The selection of poses includes two different marching poses, which we feel is something of a luxury with so few poses, and the same could be said for the fifer. However he is a very nice figure and since so many sets contain only drummers it makes a pleasant change to have something different. Overall all the poses are perfectly valid and very useable.
Sculpting is pretty good, with reasonable detail and excellent proportions. Some small items such as badges on pouches and turnbacks have been left off because such badges varied between units and over time, so the customer is free to paint in what they require. The moustachioed faces are very appealing, and the overall proportions are good with very little flash.
The last figure in the second row is the NCO - a sergeant. He is distinguished both by the manner of carrying his musket and the diagonal strip on his lower sleeves. However these seem to be the single stripe of the grenadiers rather than the inverted 'V' shape of the chasseurs. Also this man has chosen, quite against regulations, to place his three long-service chevrons (meaning over 20 years service) on both upper sleeves rather than just the left as required. Again such things are easily fixed with a sharp knife or painting, so not a problem really.

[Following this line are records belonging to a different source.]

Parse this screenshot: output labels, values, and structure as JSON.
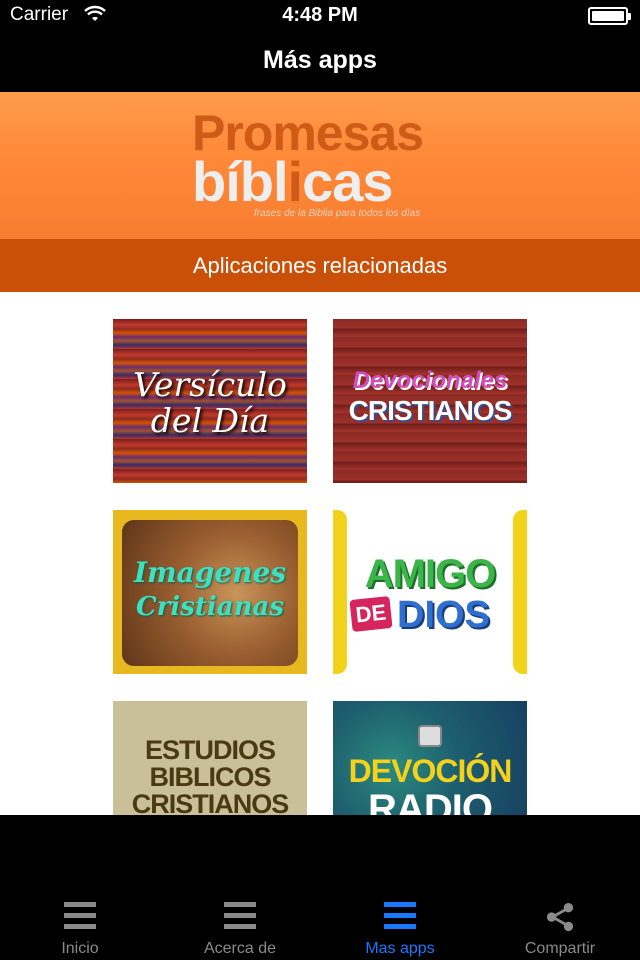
{
  "status_bar": {
    "carrier": "Carrier",
    "time": "4:48 PM"
  },
  "nav": {
    "title": "Más apps"
  },
  "banner": {
    "logo_line1": "Promesas",
    "logo_line2_a": "bíbl",
    "logo_line2_b": "i",
    "logo_line2_c": "cas",
    "tagline": "frases de la Biblia para todos los días",
    "subtitle": "Aplicaciones relacionadas"
  },
  "apps": {
    "versiculo": {
      "line1": "Versículo",
      "line2": "del Día"
    },
    "devocionales": {
      "line1": "Devocionales",
      "line2": "CRISTIANOS"
    },
    "imagenes": {
      "line1": "Imagenes",
      "line2": "Cristianas"
    },
    "amigo": {
      "line1": "AMIGO",
      "de": "DE",
      "line2": "DIOS"
    },
    "estudios": {
      "line1": "ESTUDIOS",
      "line2": "BIBLICOS",
      "line3": "CRISTIANOS"
    },
    "radio": {
      "line1": "DEVOCIÓN",
      "line2": "RADIO"
    }
  },
  "tabs": [
    {
      "label": "Inicio",
      "icon": "menu-icon"
    },
    {
      "label": "Acerca de",
      "icon": "menu-icon"
    },
    {
      "label": "Mas apps",
      "icon": "menu-icon",
      "active": true
    },
    {
      "label": "Compartir",
      "icon": "share-icon"
    }
  ],
  "colors": {
    "banner_orange": "#ff8a3a",
    "subtitle_bar": "#c95006",
    "active_tab": "#1a78ff",
    "inactive_tab": "#8a8a8a"
  }
}
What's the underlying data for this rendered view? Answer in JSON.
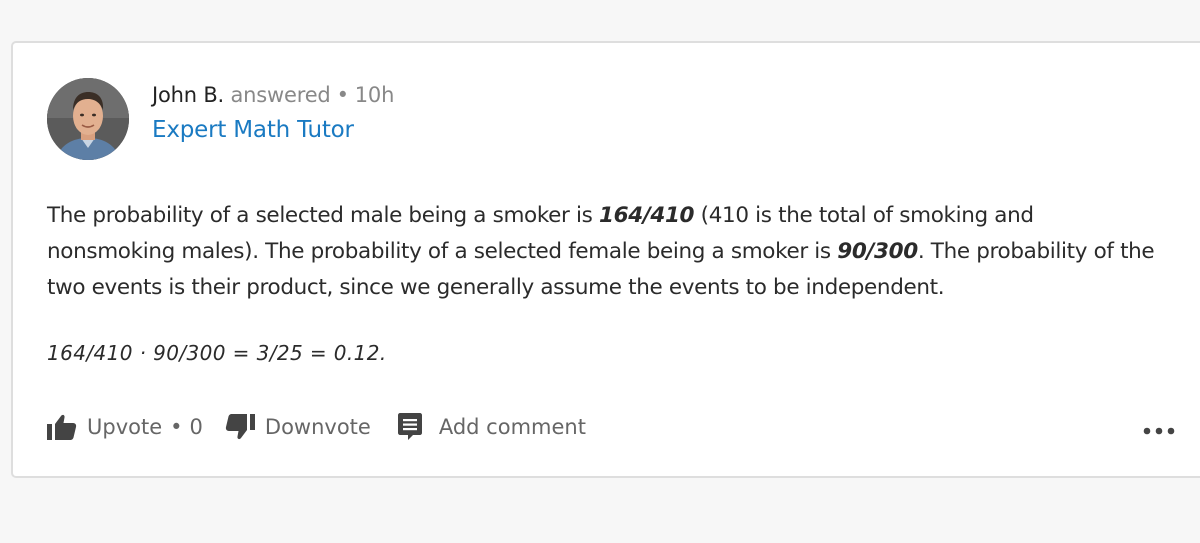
{
  "author": {
    "name": "John B.",
    "action": "answered",
    "separator": "•",
    "time": "10h",
    "role": "Expert Math Tutor"
  },
  "answer": {
    "p1_a": "The probability of a selected male being a smoker is ",
    "p1_b": "164/410",
    "p1_c": " (410 is the total of smoking and nonsmoking males). The probability of a selected female being a smoker is ",
    "p1_d": "90/300",
    "p1_e": ".  The probability of the two events is their product, since we generally assume the events to be independent.",
    "formula": "164/410  · 90/300 = 3/25 = 0.12."
  },
  "actions": {
    "upvote_label": "Upvote",
    "separator": "•",
    "upvote_count": "0",
    "downvote_label": "Downvote",
    "comment_label": "Add comment"
  },
  "icons": {
    "upvote": "thumbs-up-icon",
    "downvote": "thumbs-down-icon",
    "comment": "comment-icon",
    "more": "more-options-icon"
  },
  "colors": {
    "accent": "#1a7ac2",
    "icon": "#444444"
  }
}
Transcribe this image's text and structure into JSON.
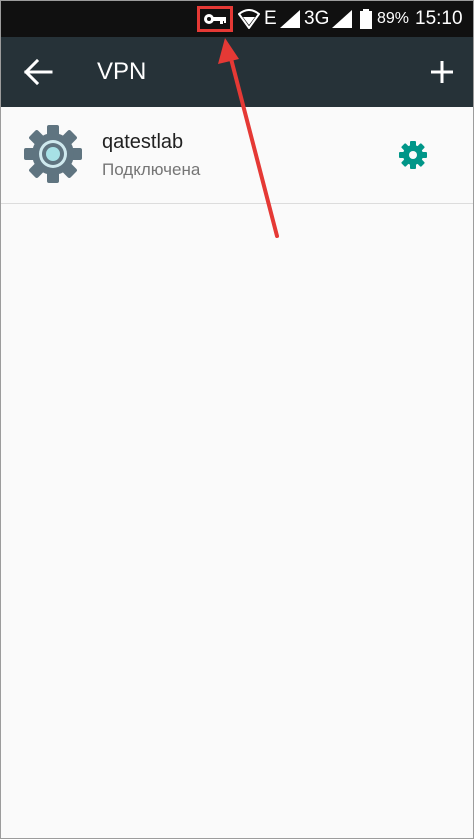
{
  "status_bar": {
    "network_type_e": "E",
    "network_type_3g": "3G",
    "battery": "89%",
    "time": "15:10",
    "icons": [
      "vpn-key-icon",
      "wifi-icon",
      "signal-icon",
      "signal-icon",
      "battery-icon"
    ]
  },
  "app_bar": {
    "title": "VPN",
    "back_icon": "arrow-back-icon",
    "add_icon": "add-icon"
  },
  "vpn_list": [
    {
      "name": "qatestlab",
      "status": "Подключена",
      "icon": "gear-icon",
      "settings_icon": "settings-icon"
    }
  ],
  "annotation": {
    "highlight_color": "#e53935"
  },
  "colors": {
    "app_bar": "#263238",
    "accent": "#009688",
    "status_bar": "#101010"
  }
}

With so many sets of grenadiers made it is nice to see a good set of chasseurs make an appearance, and this one has a lot of charm. We would have preferred more of the firing figure and slightly fewer of the marching figures, but on the whole this is a very fine product.